*** Block opens ***

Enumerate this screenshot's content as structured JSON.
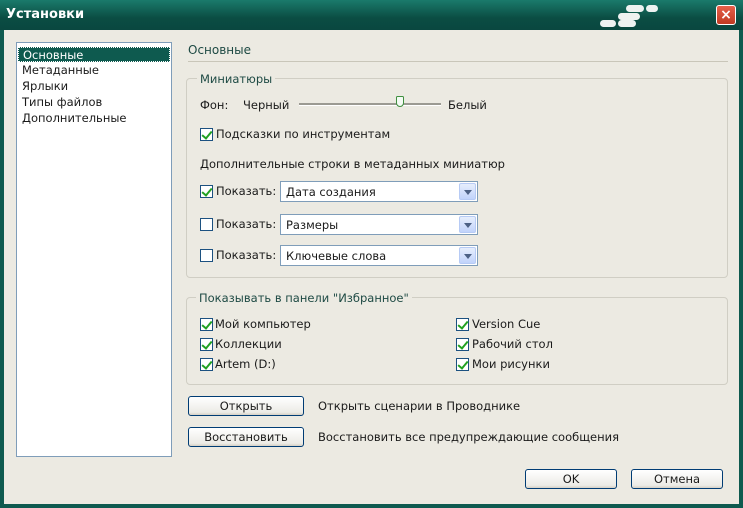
{
  "window": {
    "title": "Установки"
  },
  "sidebar": {
    "items": [
      {
        "label": "Основные",
        "selected": true
      },
      {
        "label": "Метаданные",
        "selected": false
      },
      {
        "label": "Ярлыки",
        "selected": false
      },
      {
        "label": "Типы файлов",
        "selected": false
      },
      {
        "label": "Дополнительные",
        "selected": false
      }
    ]
  },
  "main": {
    "title": "Основные",
    "thumbnails": {
      "label": "Миниатюры",
      "background_label": "Фон:",
      "slider_min_label": "Черный",
      "slider_max_label": "Белый",
      "slider_value": 0.72,
      "tooltips": {
        "label": "Подсказки по инструментам",
        "checked": true
      },
      "extra_lines_label": "Дополнительные строки в метаданных миниатюр",
      "rows": [
        {
          "show_label": "Показать:",
          "checked": true,
          "value": "Дата создания"
        },
        {
          "show_label": "Показать:",
          "checked": false,
          "value": "Размеры"
        },
        {
          "show_label": "Показать:",
          "checked": false,
          "value": "Ключевые слова"
        }
      ]
    },
    "favorites": {
      "label": "Показывать в панели \"Избранное\"",
      "left": [
        {
          "label": "Мой компьютер",
          "checked": true
        },
        {
          "label": "Коллекции",
          "checked": true
        },
        {
          "label": "Artem (D:)",
          "checked": true
        }
      ],
      "right": [
        {
          "label": "Version Cue",
          "checked": true
        },
        {
          "label": "Рабочий стол",
          "checked": true
        },
        {
          "label": "Мои рисунки",
          "checked": true
        }
      ]
    },
    "actions": {
      "open_button": "Открыть",
      "open_desc": "Открыть сценарии в Проводнике",
      "restore_button": "Восстановить",
      "restore_desc": "Восстановить все предупреждающие сообщения"
    }
  },
  "footer": {
    "ok": "OK",
    "cancel": "Отмена"
  }
}
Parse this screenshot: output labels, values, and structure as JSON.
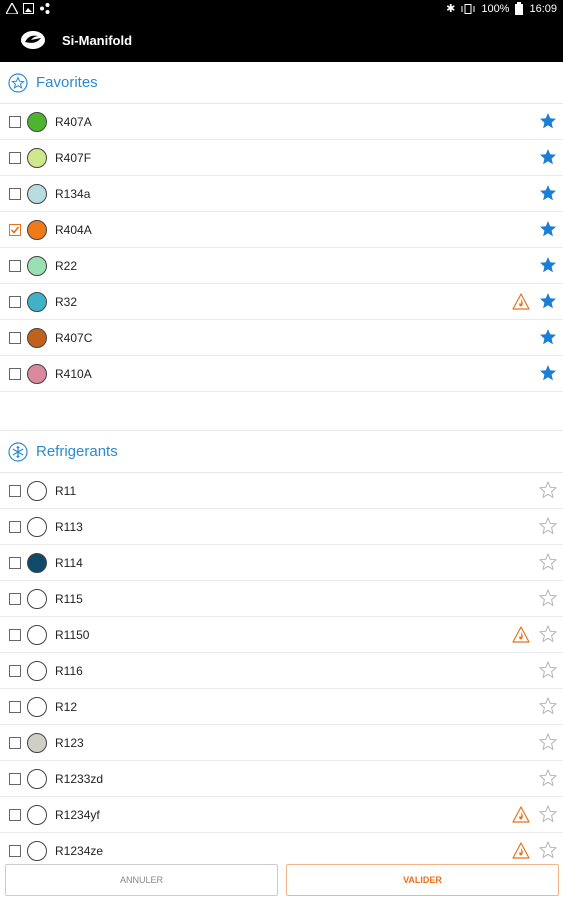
{
  "status": {
    "battery": "100%",
    "time": "16:09"
  },
  "app": {
    "title": "Si-Manifold"
  },
  "favorites": {
    "title": "Favorites",
    "items": [
      {
        "label": "R407A",
        "color": "#4db52d",
        "checked": false,
        "warning": false,
        "favorite": true
      },
      {
        "label": "R407F",
        "color": "#cde98b",
        "checked": false,
        "warning": false,
        "favorite": true
      },
      {
        "label": "R134a",
        "color": "#b9dce0",
        "checked": false,
        "warning": false,
        "favorite": true
      },
      {
        "label": "R404A",
        "color": "#ef7a17",
        "checked": true,
        "warning": false,
        "favorite": true
      },
      {
        "label": "R22",
        "color": "#9be0b2",
        "checked": false,
        "warning": false,
        "favorite": true
      },
      {
        "label": "R32",
        "color": "#40b2c8",
        "checked": false,
        "warning": true,
        "favorite": true
      },
      {
        "label": "R407C",
        "color": "#c0621e",
        "checked": false,
        "warning": false,
        "favorite": true
      },
      {
        "label": "R410A",
        "color": "#d98a9f",
        "checked": false,
        "warning": false,
        "favorite": true
      }
    ]
  },
  "refrigerants": {
    "title": "Refrigerants",
    "items": [
      {
        "label": "R11",
        "color": "#ffffff",
        "checked": false,
        "warning": false,
        "favorite": false
      },
      {
        "label": "R113",
        "color": "#ffffff",
        "checked": false,
        "warning": false,
        "favorite": false
      },
      {
        "label": "R114",
        "color": "#0f4a6b",
        "checked": false,
        "warning": false,
        "favorite": false
      },
      {
        "label": "R115",
        "color": "#ffffff",
        "checked": false,
        "warning": false,
        "favorite": false
      },
      {
        "label": "R1150",
        "color": "#ffffff",
        "checked": false,
        "warning": true,
        "favorite": false
      },
      {
        "label": "R116",
        "color": "#ffffff",
        "checked": false,
        "warning": false,
        "favorite": false
      },
      {
        "label": "R12",
        "color": "#ffffff",
        "checked": false,
        "warning": false,
        "favorite": false
      },
      {
        "label": "R123",
        "color": "#cfcfc6",
        "checked": false,
        "warning": false,
        "favorite": false
      },
      {
        "label": "R1233zd",
        "color": "#ffffff",
        "checked": false,
        "warning": false,
        "favorite": false
      },
      {
        "label": "R1234yf",
        "color": "#ffffff",
        "checked": false,
        "warning": true,
        "favorite": false
      },
      {
        "label": "R1234ze",
        "color": "#ffffff",
        "checked": false,
        "warning": true,
        "favorite": false
      }
    ]
  },
  "footer": {
    "cancel_label": "ANNULER",
    "validate_label": "VALIDER"
  },
  "icons": {
    "favorites_section": "star-circle-icon",
    "refrigerants_section": "snowflake-circle-icon",
    "warning": "flammable-warning-icon",
    "favorite_on": "star-filled-icon",
    "favorite_off": "star-outline-icon"
  },
  "colors": {
    "accent_blue": "#2b8bd0",
    "accent_orange": "#e8711a",
    "star_blue": "#1a7ed6",
    "star_empty": "#b5b5b5"
  }
}
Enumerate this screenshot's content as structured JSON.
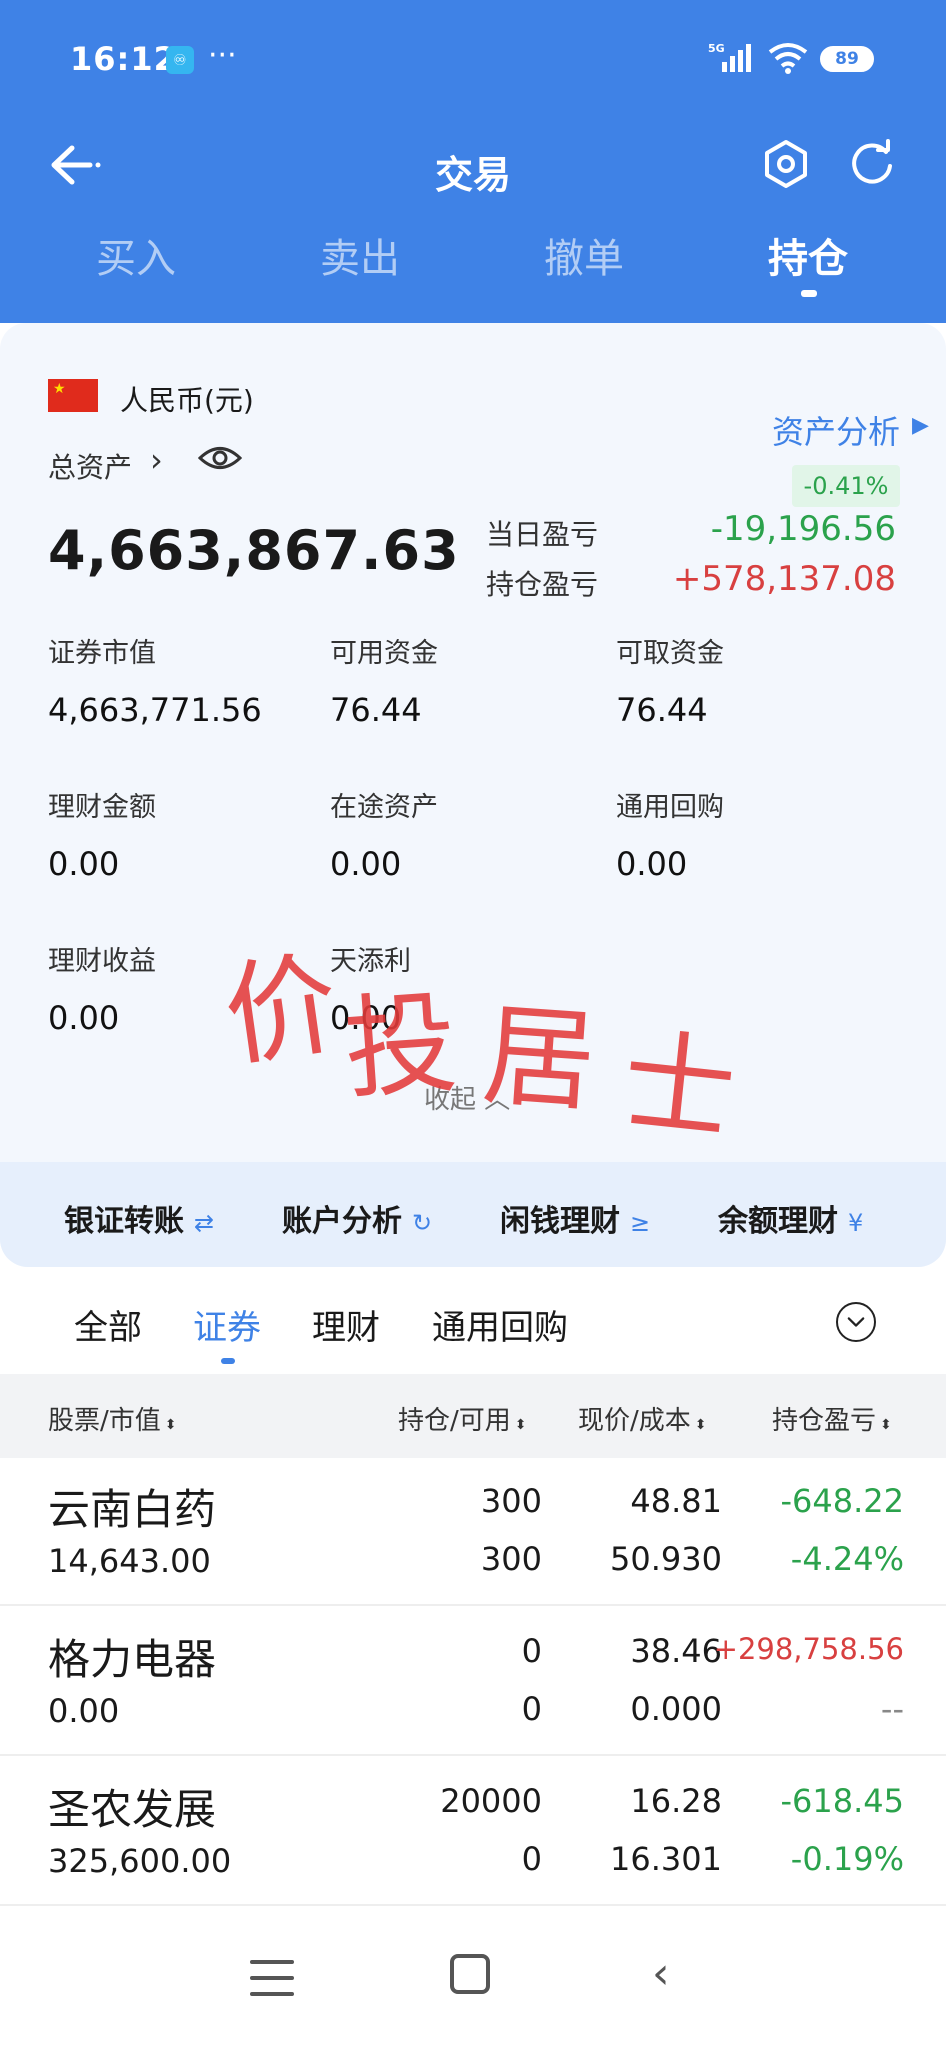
{
  "status_bar": {
    "time": "16:12",
    "app_icon": "♾",
    "more": "···",
    "network": "5G",
    "battery": "89"
  },
  "nav": {
    "title": "交易"
  },
  "trade_tabs": [
    "买入",
    "卖出",
    "撤单",
    "持仓"
  ],
  "account": {
    "currency": "人民币(元)",
    "asset_analysis_label": "资产分析",
    "total_asset_label": "总资产",
    "total_asset_value": "4,663,867.63",
    "day_pct": "-0.41%",
    "day_pl_label": "当日盈亏",
    "day_pl_value": "-19,196.56",
    "hold_pl_label": "持仓盈亏",
    "hold_pl_value": "+578,137.08",
    "metrics": [
      {
        "label": "证券市值",
        "value": "4,663,771.56"
      },
      {
        "label": "可用资金",
        "value": "76.44"
      },
      {
        "label": "可取资金",
        "value": "76.44"
      },
      {
        "label": "理财金额",
        "value": "0.00"
      },
      {
        "label": "在途资产",
        "value": "0.00"
      },
      {
        "label": "通用回购",
        "value": "0.00"
      },
      {
        "label": "理财收益",
        "value": "0.00"
      },
      {
        "label": "天添利",
        "value": "0.00"
      }
    ],
    "collapse_label": "收起"
  },
  "watermark": [
    "价",
    "投",
    "居",
    "士"
  ],
  "quick_links": [
    {
      "label": "银证转账",
      "icon": "⇄"
    },
    {
      "label": "账户分析",
      "icon": "↻"
    },
    {
      "label": "闲钱理财",
      "icon": "≥"
    },
    {
      "label": "余额理财",
      "icon": "¥"
    }
  ],
  "holdings_tabs": [
    "全部",
    "证券",
    "理财",
    "通用回购"
  ],
  "table": {
    "headers": [
      "股票/市值",
      "持仓/可用",
      "现价/成本",
      "持仓盈亏"
    ],
    "rows": [
      {
        "name": "云南白药",
        "market_value": "14,643.00",
        "position": "300",
        "available": "300",
        "price": "48.81",
        "cost": "50.930",
        "pl": "-648.22",
        "pl_pct": "-4.24%"
      },
      {
        "name": "格力电器",
        "market_value": "0.00",
        "position": "0",
        "available": "0",
        "price": "38.46",
        "cost": "0.000",
        "pl": "+298,758.56",
        "pl_pct": "--"
      },
      {
        "name": "圣农发展",
        "market_value": "325,600.00",
        "position": "20000",
        "available": "0",
        "price": "16.28",
        "cost": "16.301",
        "pl": "-618.45",
        "pl_pct": "-0.19%"
      }
    ]
  },
  "colors": {
    "brand_blue": "#3f82e6",
    "gain_red": "#d84040",
    "loss_green": "#2ba24c"
  }
}
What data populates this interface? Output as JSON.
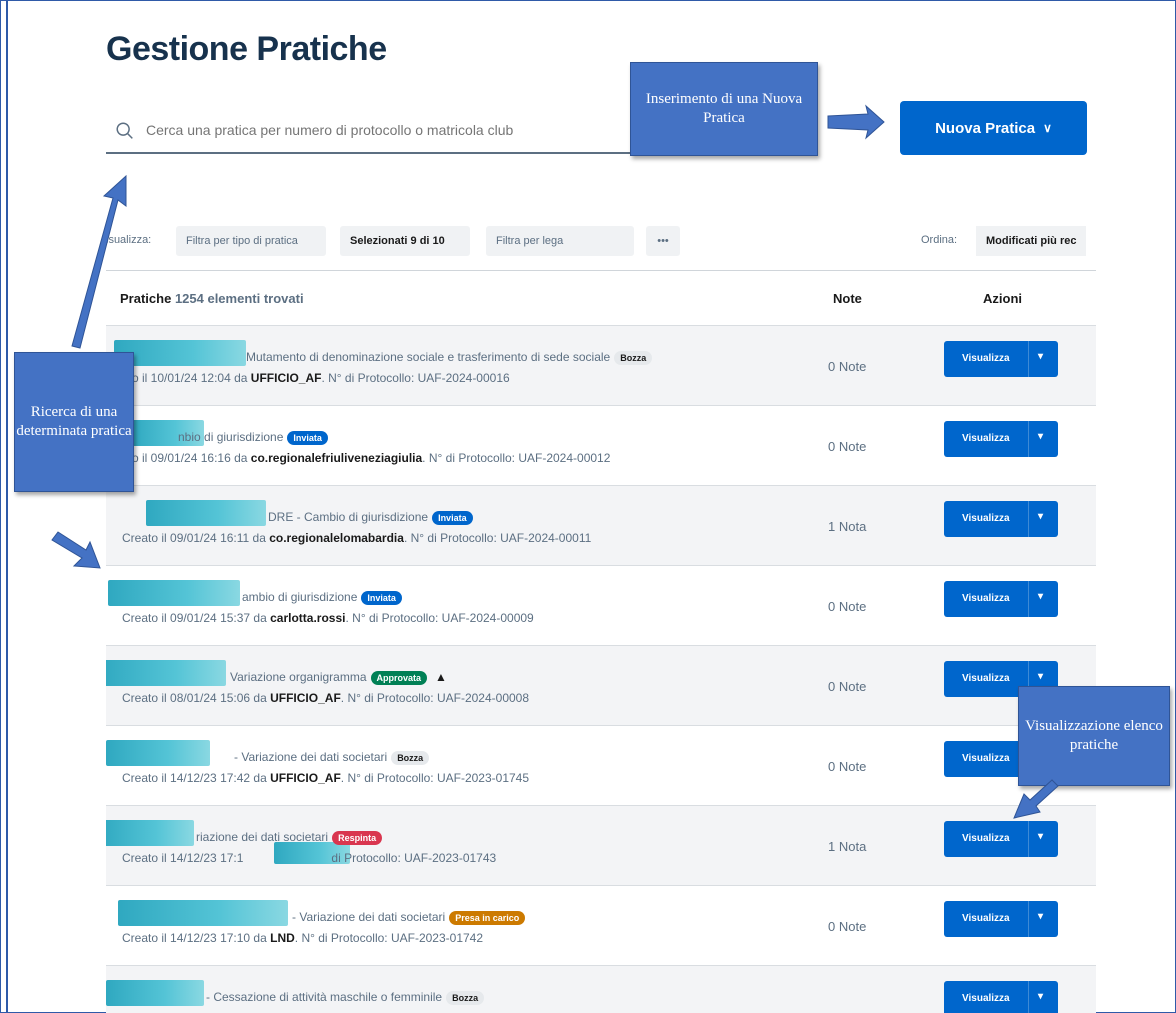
{
  "page": {
    "title": "Gestione Pratiche"
  },
  "search": {
    "placeholder": "Cerca una pratica per numero di protocollo o matricola club"
  },
  "new_button": {
    "label": "Nuova Pratica"
  },
  "filters": {
    "label": "isualizza:",
    "chips": [
      "Filtra per tipo di pratica",
      "Selezionati 9 di 10",
      "Filtra per lega",
      "•••"
    ],
    "order_label": "Ordina:",
    "order_value": "Modificati più rec"
  },
  "table": {
    "title": "Pratiche",
    "count": "1254 elementi trovati",
    "col_note": "Note",
    "col_actions": "Azioni",
    "view_label": "Visualizza",
    "rows": [
      {
        "line1": "Mutamento di denominazione sociale e trasferimento di sede sociale",
        "badge": "Bozza",
        "badge_type": "bozza",
        "line2_pre": "ato il 10/01/24 12:04 da ",
        "user": "UFFICIO_AF",
        "line2_post": ". N° di Protocollo: UAF-2024-00016",
        "note": "0 Note"
      },
      {
        "line1": "nbio di giurisdizione",
        "badge": "Inviata",
        "badge_type": "inviata",
        "line2_pre": "ato il 09/01/24 16:16 da ",
        "user": "co.regionalefriuliveneziagiulia",
        "line2_post": ". N° di Protocollo: UAF-2024-00012",
        "note": "0 Note"
      },
      {
        "line1": "DRE - Cambio di giurisdizione",
        "badge": "Inviata",
        "badge_type": "inviata",
        "line2_pre": "Creato il 09/01/24 16:11 da ",
        "user": "co.regionalelomabardia",
        "line2_post": ". N° di Protocollo: UAF-2024-00011",
        "note": "1 Nota"
      },
      {
        "line1": "ambio di giurisdizione",
        "badge": "Inviata",
        "badge_type": "inviata",
        "line2_pre": "Creato il 09/01/24 15:37 da ",
        "user": "carlotta.rossi",
        "line2_post": ". N° di Protocollo: UAF-2024-00009",
        "note": "0 Note"
      },
      {
        "line1": "Variazione organigramma",
        "badge": "Approvata",
        "badge_type": "approvata",
        "warn": "▲",
        "line2_pre": "Creato il 08/01/24 15:06 da ",
        "user": "UFFICIO_AF",
        "line2_post": ". N° di Protocollo: UAF-2024-00008",
        "note": "0 Note"
      },
      {
        "line1": "- Variazione dei dati societari",
        "badge": "Bozza",
        "badge_type": "bozza",
        "line2_pre": "Creato il 14/12/23 17:42 da ",
        "user": "UFFICIO_AF",
        "line2_post": ". N° di Protocollo: UAF-2023-01745",
        "note": "0 Note"
      },
      {
        "line1": "riazione dei dati societari",
        "badge": "Respinta",
        "badge_type": "respinta",
        "line2_pre": "Creato il 14/12/23 17:1",
        "user": "",
        "line2_post": "di Protocollo: UAF-2023-01743",
        "note": "1 Nota"
      },
      {
        "line1": "- Variazione dei dati societari",
        "badge": "Presa in carico",
        "badge_type": "presa",
        "line2_pre": "Creato il 14/12/23 17:10 da ",
        "user": "LND",
        "line2_post": ". N° di Protocollo: UAF-2023-01742",
        "note": "0 Note"
      },
      {
        "line1": "- Cessazione di attività maschile o femminile",
        "badge": "Bozza",
        "badge_type": "bozza",
        "line2_pre": "",
        "user": "",
        "line2_post": "",
        "note": ""
      }
    ]
  },
  "callouts": {
    "insert": "Inserimento di una Nuova Pratica",
    "search": "Ricerca di una determinata pratica",
    "list": "Visualizzazione elenco pratiche"
  }
}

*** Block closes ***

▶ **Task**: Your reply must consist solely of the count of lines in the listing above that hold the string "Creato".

▶ **Exercise result**: 6